__Exercise objective__. In the records below, find the line containing "What data populates"; give it again exactly, along with every line that follows, and nothing else.
========
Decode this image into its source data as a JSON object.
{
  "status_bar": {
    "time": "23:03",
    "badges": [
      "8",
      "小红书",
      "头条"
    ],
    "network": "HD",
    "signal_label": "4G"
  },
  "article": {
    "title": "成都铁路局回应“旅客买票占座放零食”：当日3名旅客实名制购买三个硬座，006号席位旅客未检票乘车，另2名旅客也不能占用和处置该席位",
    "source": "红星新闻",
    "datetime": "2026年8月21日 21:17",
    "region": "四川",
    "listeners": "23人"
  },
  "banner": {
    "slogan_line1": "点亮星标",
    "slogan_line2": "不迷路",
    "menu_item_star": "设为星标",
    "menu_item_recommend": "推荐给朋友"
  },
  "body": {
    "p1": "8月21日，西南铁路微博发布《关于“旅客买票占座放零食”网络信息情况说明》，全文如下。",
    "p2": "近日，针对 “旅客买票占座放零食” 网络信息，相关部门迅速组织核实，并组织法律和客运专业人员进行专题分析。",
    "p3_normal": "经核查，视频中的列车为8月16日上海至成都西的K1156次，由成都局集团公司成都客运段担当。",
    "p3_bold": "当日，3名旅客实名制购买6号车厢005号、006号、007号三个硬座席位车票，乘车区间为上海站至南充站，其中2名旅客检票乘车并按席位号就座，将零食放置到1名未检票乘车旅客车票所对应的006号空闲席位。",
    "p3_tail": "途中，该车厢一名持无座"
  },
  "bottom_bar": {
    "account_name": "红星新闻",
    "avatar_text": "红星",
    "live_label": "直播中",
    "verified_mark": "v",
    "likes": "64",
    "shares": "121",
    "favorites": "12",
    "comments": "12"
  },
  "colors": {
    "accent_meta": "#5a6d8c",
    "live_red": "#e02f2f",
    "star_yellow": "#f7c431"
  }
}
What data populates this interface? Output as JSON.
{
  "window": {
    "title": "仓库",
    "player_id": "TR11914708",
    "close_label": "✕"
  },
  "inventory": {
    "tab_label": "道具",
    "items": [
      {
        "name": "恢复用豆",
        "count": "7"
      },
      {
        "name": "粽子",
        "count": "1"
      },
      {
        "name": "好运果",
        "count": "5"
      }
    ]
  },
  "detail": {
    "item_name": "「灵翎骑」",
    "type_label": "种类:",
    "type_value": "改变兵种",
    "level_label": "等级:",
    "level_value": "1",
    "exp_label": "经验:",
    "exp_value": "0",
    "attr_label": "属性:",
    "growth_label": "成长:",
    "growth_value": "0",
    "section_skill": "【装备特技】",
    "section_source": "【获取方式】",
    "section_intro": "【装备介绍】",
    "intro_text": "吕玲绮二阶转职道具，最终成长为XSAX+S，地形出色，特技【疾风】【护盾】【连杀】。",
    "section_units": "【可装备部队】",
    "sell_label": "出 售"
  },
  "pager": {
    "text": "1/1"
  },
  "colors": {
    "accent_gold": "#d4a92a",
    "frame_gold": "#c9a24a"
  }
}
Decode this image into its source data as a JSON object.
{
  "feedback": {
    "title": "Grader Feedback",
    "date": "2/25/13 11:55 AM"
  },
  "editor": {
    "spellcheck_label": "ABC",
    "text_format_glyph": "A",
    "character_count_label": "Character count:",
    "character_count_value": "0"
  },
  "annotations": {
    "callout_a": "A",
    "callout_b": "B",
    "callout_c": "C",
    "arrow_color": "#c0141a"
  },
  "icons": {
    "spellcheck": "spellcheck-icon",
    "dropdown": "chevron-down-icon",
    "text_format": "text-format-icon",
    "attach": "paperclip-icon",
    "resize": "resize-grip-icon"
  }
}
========
__Solution to the exercise__.
What data populates this interface? Output as JSON.
{
  "window": {
    "title": "仓库",
    "player_id": "TR11914708",
    "close_label": "✕"
  },
  "inventory": {
    "tab_label": "道具",
    "items": [
      {
        "name": "恢复用豆",
        "count": "7"
      },
      {
        "name": "粽子",
        "count": "1"
      },
      {
        "name": "好运果",
        "count": "5"
      }
    ]
  },
  "detail": {
    "item_name": "「灵翎骑」",
    "type_label": "种类:",
    "type_value": "改变兵种",
    "level_label": "等级:",
    "level_value": "1",
    "exp_label": "经验:",
    "exp_value": "0",
    "attr_label": "属性:",
    "growth_label": "成长:",
    "growth_value": "0",
    "section_skill": "【装备特技】",
    "section_source": "【获取方式】",
    "section_intro": "【装备介绍】",
    "intro_text": "吕玲绮二阶转职道具，最终成长为XSAX+S，地形出色，特技【疾风】【护盾】【连杀】。",
    "section_units": "【可装备部队】",
    "sell_label": "出 售"
  },
  "pager": {
    "text": "1/1"
  },
  "colors": {
    "accent_gold": "#d4a92a",
    "frame_gold": "#c9a24a"
  }
}
Decode this image into its source data as a JSON object.
{
  "feedback": {
    "title": "Grader Feedback",
    "date": "2/25/13 11:55 AM"
  },
  "editor": {
    "spellcheck_label": "ABC",
    "text_format_glyph": "A",
    "character_count_label": "Character count:",
    "character_count_value": "0"
  },
  "annotations": {
    "callout_a": "A",
    "callout_b": "B",
    "callout_c": "C",
    "arrow_color": "#c0141a"
  },
  "icons": {
    "spellcheck": "spellcheck-icon",
    "dropdown": "chevron-down-icon",
    "text_format": "text-format-icon",
    "attach": "paperclip-icon",
    "resize": "resize-grip-icon"
  }
}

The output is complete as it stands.